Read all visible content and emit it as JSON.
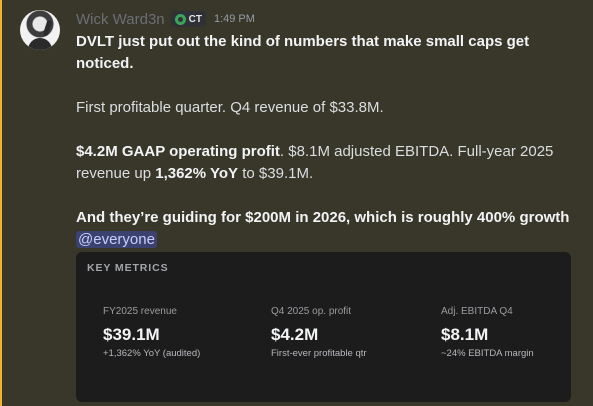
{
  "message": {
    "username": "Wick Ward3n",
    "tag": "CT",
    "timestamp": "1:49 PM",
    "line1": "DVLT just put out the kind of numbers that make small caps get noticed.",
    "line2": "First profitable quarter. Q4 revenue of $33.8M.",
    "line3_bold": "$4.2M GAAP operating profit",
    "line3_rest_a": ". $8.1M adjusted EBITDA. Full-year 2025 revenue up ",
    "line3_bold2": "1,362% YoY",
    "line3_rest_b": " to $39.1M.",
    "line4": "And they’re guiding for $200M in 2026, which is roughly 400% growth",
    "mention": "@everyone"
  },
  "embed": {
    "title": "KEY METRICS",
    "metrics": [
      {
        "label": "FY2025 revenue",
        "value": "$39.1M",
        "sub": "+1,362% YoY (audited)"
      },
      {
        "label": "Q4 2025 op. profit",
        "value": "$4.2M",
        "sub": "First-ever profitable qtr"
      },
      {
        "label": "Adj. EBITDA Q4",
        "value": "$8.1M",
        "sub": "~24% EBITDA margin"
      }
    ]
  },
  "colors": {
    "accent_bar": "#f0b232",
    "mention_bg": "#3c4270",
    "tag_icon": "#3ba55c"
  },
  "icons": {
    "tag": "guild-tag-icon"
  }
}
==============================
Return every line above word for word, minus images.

### Response to this exercise
Read all visible content and emit it as JSON.
{
  "message": {
    "username": "Wick Ward3n",
    "tag": "CT",
    "timestamp": "1:49 PM",
    "line1": "DVLT just put out the kind of numbers that make small caps get noticed.",
    "line2": "First profitable quarter. Q4 revenue of $33.8M.",
    "line3_bold": "$4.2M GAAP operating profit",
    "line3_rest_a": ". $8.1M adjusted EBITDA. Full-year 2025 revenue up ",
    "line3_bold2": "1,362% YoY",
    "line3_rest_b": " to $39.1M.",
    "line4": "And they’re guiding for $200M in 2026, which is roughly 400% growth",
    "mention": "@everyone"
  },
  "embed": {
    "title": "KEY METRICS",
    "metrics": [
      {
        "label": "FY2025 revenue",
        "value": "$39.1M",
        "sub": "+1,362% YoY (audited)"
      },
      {
        "label": "Q4 2025 op. profit",
        "value": "$4.2M",
        "sub": "First-ever profitable qtr"
      },
      {
        "label": "Adj. EBITDA Q4",
        "value": "$8.1M",
        "sub": "~24% EBITDA margin"
      }
    ]
  },
  "colors": {
    "accent_bar": "#f0b232",
    "mention_bg": "#3c4270",
    "tag_icon": "#3ba55c"
  },
  "icons": {
    "tag": "guild-tag-icon"
  }
}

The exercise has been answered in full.